There should be more blog posts from us in the future about this topic, on top of us discussing other issues pertinent to companies working with open source communities.

Anyways, I hope you learned something new from these posts and if you’re a fan of company open source programs, please consider pushing your company or others to establish an official open source program or office. We all should give back as it’s in our best interest.

FoundationDB and Open Source Foundations

Just like any other day, I saw a funny tweet across my timeline this morning:

Not sure if you heard the news, but FoundationDB was a company with a decent amount of open source projects around a NoSQL database.
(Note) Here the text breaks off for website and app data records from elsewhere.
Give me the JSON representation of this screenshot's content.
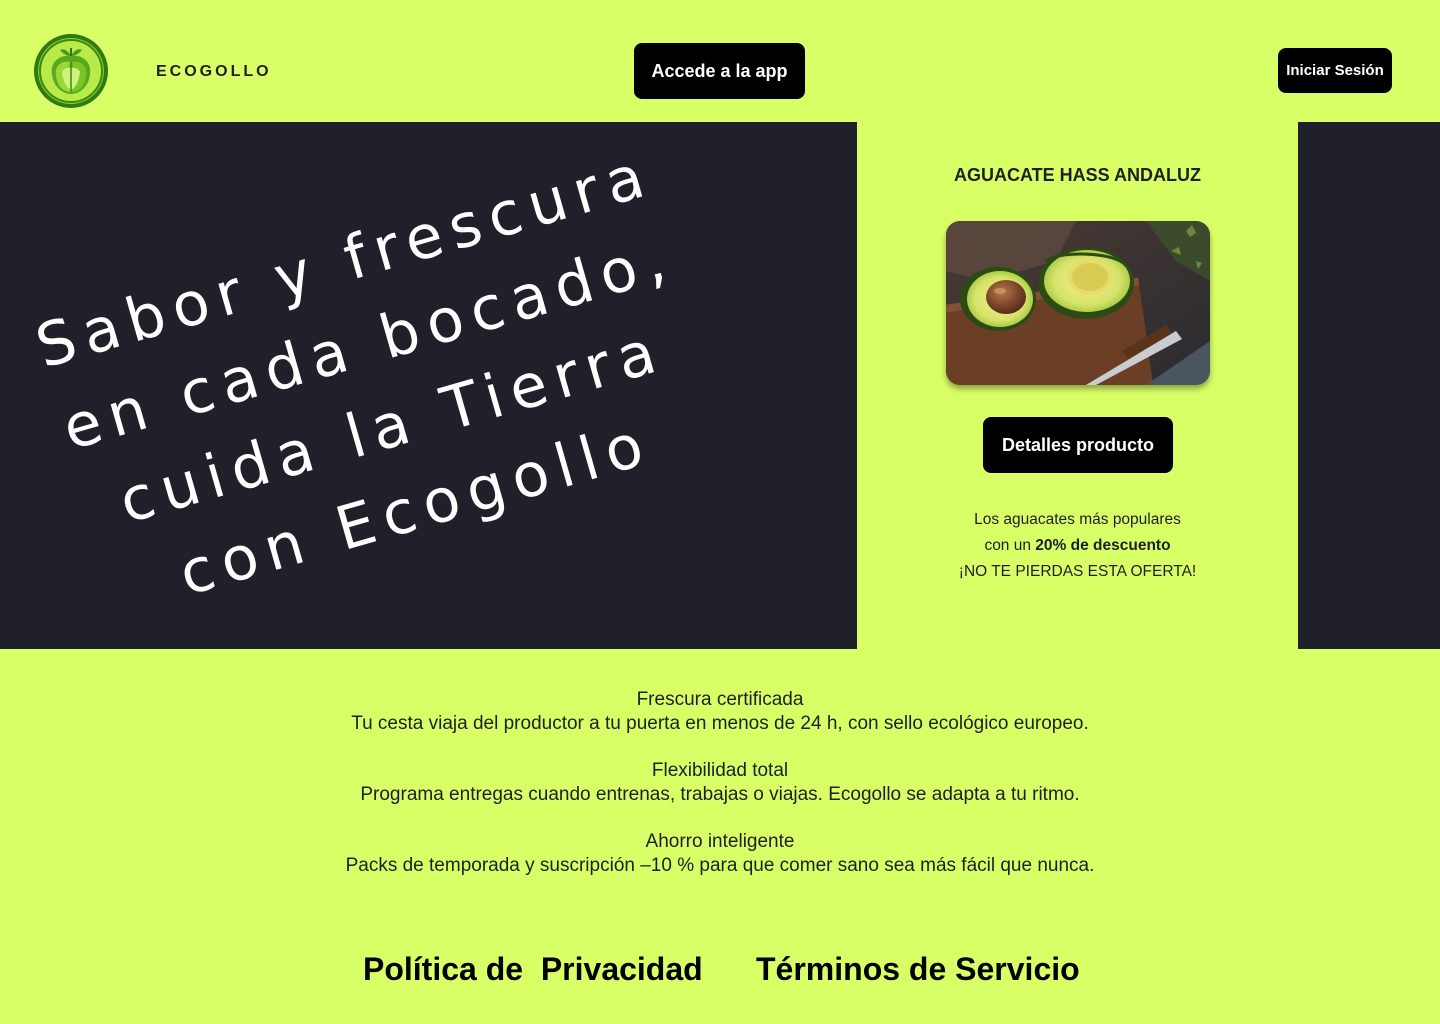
{
  "header": {
    "brand": "ECOGOLLO",
    "logo_icon": "lettuce-logo-icon",
    "app_button": "Accede a la app",
    "login_button": "Iniciar Sesión"
  },
  "hero": {
    "headline": "Sabor y frescura\nen cada bocado,\ncuida la Tierra\ncon Ecogollo"
  },
  "product": {
    "title": "AGUACATE HASS ANDALUZ",
    "image_icon": "avocado-image",
    "details_button": "Detalles producto",
    "promo_line1": "Los aguacates más populares",
    "promo_line2_prefix": "con un ",
    "promo_line2_bold": "20% de descuento",
    "promo_line3": "¡NO TE PIERDAS ESTA OFERTA!"
  },
  "features": [
    {
      "title": "Frescura certificada",
      "text": "Tu cesta viaja del productor a tu puerta en menos de 24 h, con sello ecológico europeo."
    },
    {
      "title": "Flexibilidad total",
      "text": "Programa entregas cuando entrenas, trabajas o viajas. Ecogollo se adapta a tu ritmo."
    },
    {
      "title": "Ahorro inteligente",
      "text": "Packs de temporada y suscripción –10 % para que comer sano sea más fácil que nunca."
    }
  ],
  "footer": {
    "privacy": "Política de  Privacidad",
    "terms": "Términos de Servicio"
  },
  "colors": {
    "background": "#d9ff66",
    "dark_panel": "#1f2029",
    "button": "#000000",
    "button_text": "#ffffff"
  }
}
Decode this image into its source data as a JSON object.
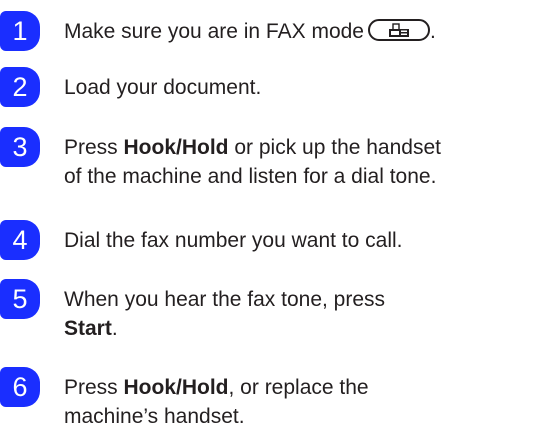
{
  "steps": [
    {
      "number": "1",
      "text": "Make sure you are in FAX mode",
      "icon": "fax-mode-icon",
      "after_icon": "."
    },
    {
      "number": "2",
      "text": "Load your document."
    },
    {
      "number": "3",
      "pre": "Press ",
      "bold": "Hook/Hold",
      "post": " or pick up the handset",
      "line2": "of the machine and listen for a dial tone."
    },
    {
      "number": "4",
      "text": "Dial the fax number you want to call."
    },
    {
      "number": "5",
      "line1": "When you hear the fax tone, press",
      "bold": "Start",
      "post": "."
    },
    {
      "number": "6",
      "pre": "Press ",
      "bold": "Hook/Hold",
      "post": ", or replace the",
      "line2": "machine’s handset."
    }
  ],
  "colors": {
    "badge": "#1a2eff",
    "text": "#231f20"
  }
}
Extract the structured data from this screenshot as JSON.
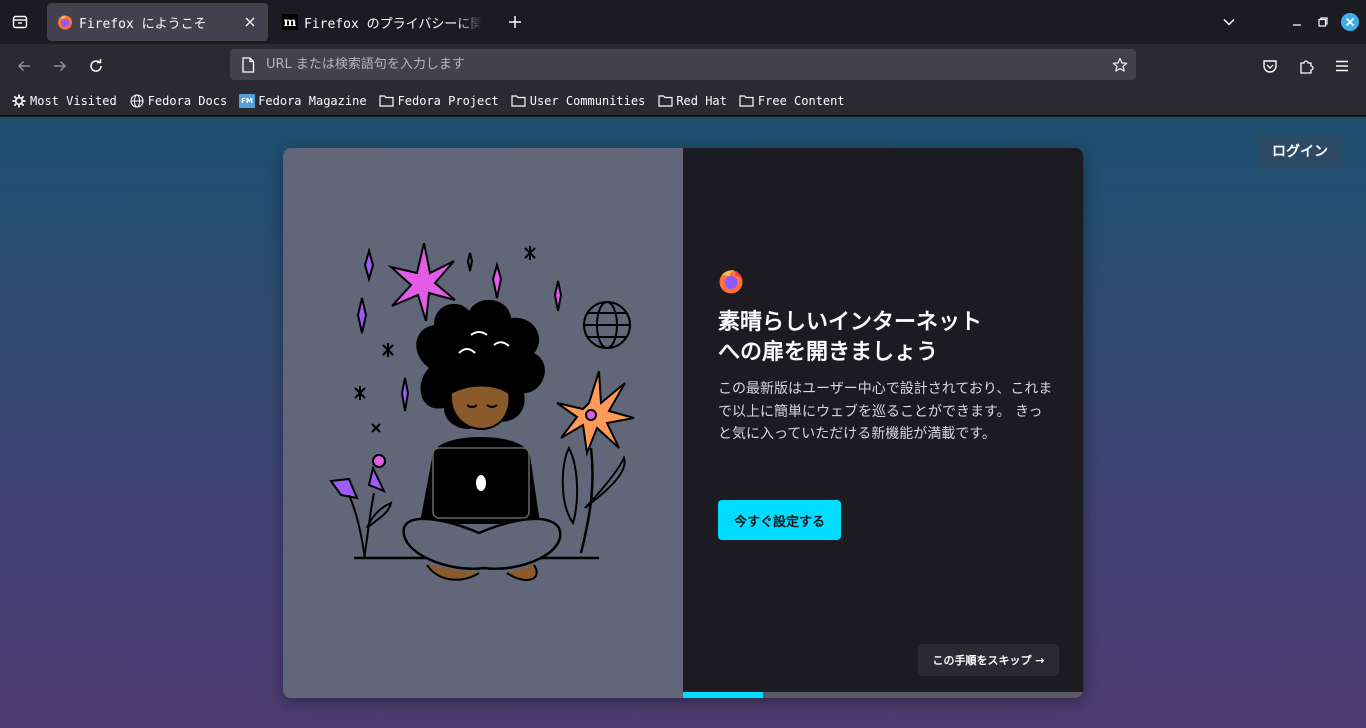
{
  "tabs": [
    {
      "title": "Firefox にようこそ",
      "active": true,
      "icon": "firefox-icon"
    },
    {
      "title": "Firefox のプライバシーに関する通知",
      "active": false,
      "icon": "mozilla-icon"
    }
  ],
  "urlbar": {
    "placeholder": "URL または検索語句を入力します"
  },
  "bookmarks": [
    {
      "label": "Most Visited",
      "icon": "gear-icon"
    },
    {
      "label": "Fedora Docs",
      "icon": "globe-icon"
    },
    {
      "label": "Fedora Magazine",
      "icon": "fedora-magazine-icon"
    },
    {
      "label": "Fedora Project",
      "icon": "folder-icon"
    },
    {
      "label": "User Communities",
      "icon": "folder-icon"
    },
    {
      "label": "Red Hat",
      "icon": "folder-icon"
    },
    {
      "label": "Free Content",
      "icon": "folder-icon"
    }
  ],
  "page": {
    "login_label": "ログイン",
    "headline_line1": "素晴らしいインターネット",
    "headline_line2": "への扉を開きましょう",
    "subtitle": "この最新版はユーザー中心で設計されており、これまで以上に簡単にウェブを巡ることができます。 きっと気に入っていただける新機能が満載です。",
    "primary_button": "今すぐ設定する",
    "skip_button": "この手順をスキップ →",
    "progress_fraction": 0.2
  },
  "colors": {
    "accent": "#00ddff",
    "chrome_dark": "#1c1b22",
    "toolbar": "#2b2a33",
    "card_left": "#616778"
  }
}
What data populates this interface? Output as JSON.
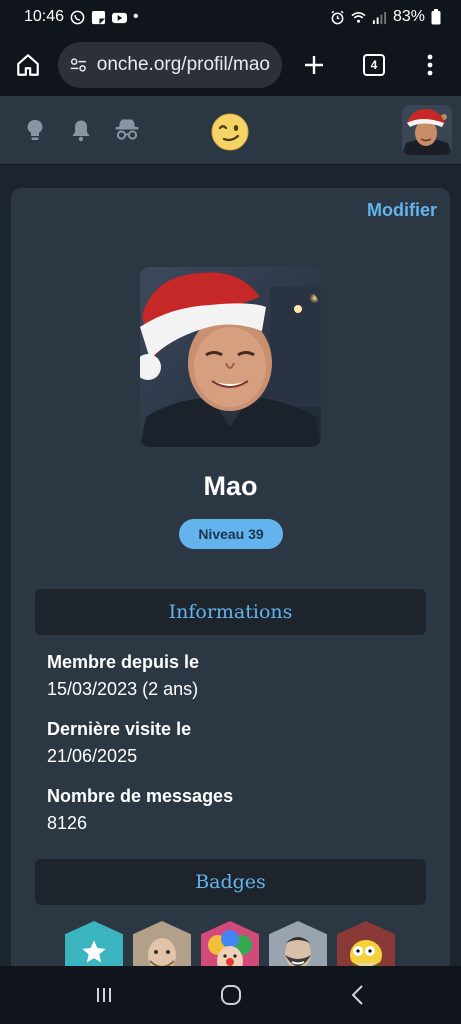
{
  "status": {
    "time": "10:46",
    "dot": "•",
    "battery": "83%"
  },
  "browser": {
    "url": "onche.org/profil/mao",
    "tab_count": "4"
  },
  "profile": {
    "edit_label": "Modifier",
    "username": "Mao",
    "level": "Niveau 39"
  },
  "info_section": {
    "title": "Informations",
    "member_since_label": "Membre depuis le",
    "member_since_value": "15/03/2023 (2 ans)",
    "last_visit_label": "Dernière visite le",
    "last_visit_value": "21/06/2025",
    "messages_label": "Nombre de messages",
    "messages_value": "8126"
  },
  "badges_section": {
    "title": "Badges",
    "badges": [
      "star-badge",
      "bald-man-badge",
      "clown-badge",
      "bearded-man-badge",
      "cartoon-grandpa-badge"
    ]
  },
  "colors": {
    "accent": "#63b3ed",
    "card": "#2c3744",
    "background": "#1c242e"
  }
}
They recently were bought by a much larger company and decided to close down the project, including removing the source and binaries from distribution channels.

I don’t want to sound like a broken record, but open source foundations are really useful. As a consumer, it helps you ensure that there is an independent governance structure in place along with fair ownership of the code (usually the foundation). This means that code won’t disappear overnight since an independent entity owns it, along with the broader community. From a producer point of view, you can build diversity in ownership and committers which will help you in the long run in building a sustainable open source community.

Oh well, c’est la vie.

Quick update and nice set of genuine tweets from the CouchDB folks who saw the benefits of having the code exist at an open source foundation:

Linux Kernel’s Code of Conflict

The Linux Kernel recently has come up with an aptly named “Code of Conflict” to deal with some of the criticism inside that community:

There’s also an interview from the Linux Foundation Executive Director, Jim Zemlin about this topic:

While not perfect in my opinion, it is the step in the right direction to ensure a well behaving community. While most people will be excellent to each other, there will also be outliers. Also, it’s important to set expectations within a open source community and really just set the ground rules.

Finally as a prediction (and hope), I expect to see more open source communities, foundations and even companies start implementing these code of conduct style guidelines this year.